Darren: The more speaking you do, the more opportunities will arise. Eventually, one of them will be to address an audience who does not speak your language. (more…)

How to Add Value as a Speaker: Make Meetings Fun and Exciting

How to Add Value as a Speaker: Make Meetings Fun and Exciting

Executive Speech Coach Patricia Fripp, CSP, CPAE

Executive Speech Coach Patricia Fripp, CSP, CPAE

By Hall of Fame Keynote Speaker Patricia Fripp, CSP, CPAE

Business leaders: If you want your associates to be creative, innovative, and flexible, make your meetings fun. Here are three examples.

Professional speakers: Learn from the creativity of your clients and get involved.

A QUIZ SHOW – Before I spoke at a small meeting for USA Today, the organizers conducted a “quiz show.” This was a great icebreaker and also served to educate their employees, using questions like: “Who writes the editorial column on page 3?” “What is our distribution in Cleveland?” “What was the headline on the Life Syle Section last Tuesday?” Small prizes like USA Today pens and note pads were awarded. This got the audience laughing while learning (and had the audience fully warmed up when I came on).

THE PRIORITIES GAME – Another time I was speaking at Levi Strauss. There were six tables, each with eight sales people. Each table received copies of the same thirteen examples of typical paperwork that crosses a salesperson’s desk each day. They then debated the priority for handling them. This was a great way to find out how the sales people thought and for management to teach them priorities. I was as amazed as management was at how many different opinions there were on handling the same thirteen items.

“OSCARS” – A Pacific Bell meeting was held around the time of the Academy Awards. The creative meeting planner set up an awards ceremony and asked the managers to wear formal evening dress. This sounded so creative to me that, even though my speech was later in the day, I wanted to be part of it (at no extra cost to the client). “Oscars” were given out in categories like customer service, sales, and money-making ideas. Wearing an evening gown, I sashayed across the stage to deliver the envelopes containing the names of the winners. As the nominees in each category were announced, a giant video screen showed their photos. The first two were always famous movie stars, the third an employee. Would you believe it? Pacific Bell employees beat out the movie stars every time! Everyone who accepted an Academy Award had to give a short speech. It was innovative, memorable, and fun.

This gave me the idea for my fifteenth speech for the Continental Breakfast Club (CBC). The year before, my talk had been “Wonder Woman: A Mythical Character or State of Mind?” which I delivered wearing my Wonder Woman costume.

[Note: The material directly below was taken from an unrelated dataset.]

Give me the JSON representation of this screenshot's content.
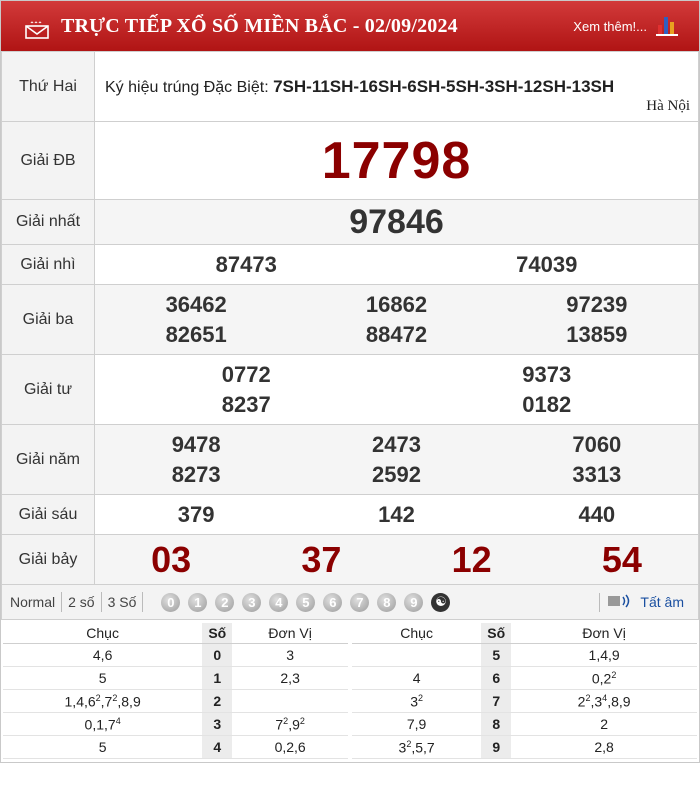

One of my more creative clients, Dan Maddux, Executive Director of the American Payroll Association, heard about my Wonder Woman performance and booked me to do a similar presentation at his next conference, called “Are You a Wonder Woman or a Superman in Payroll?” (more…)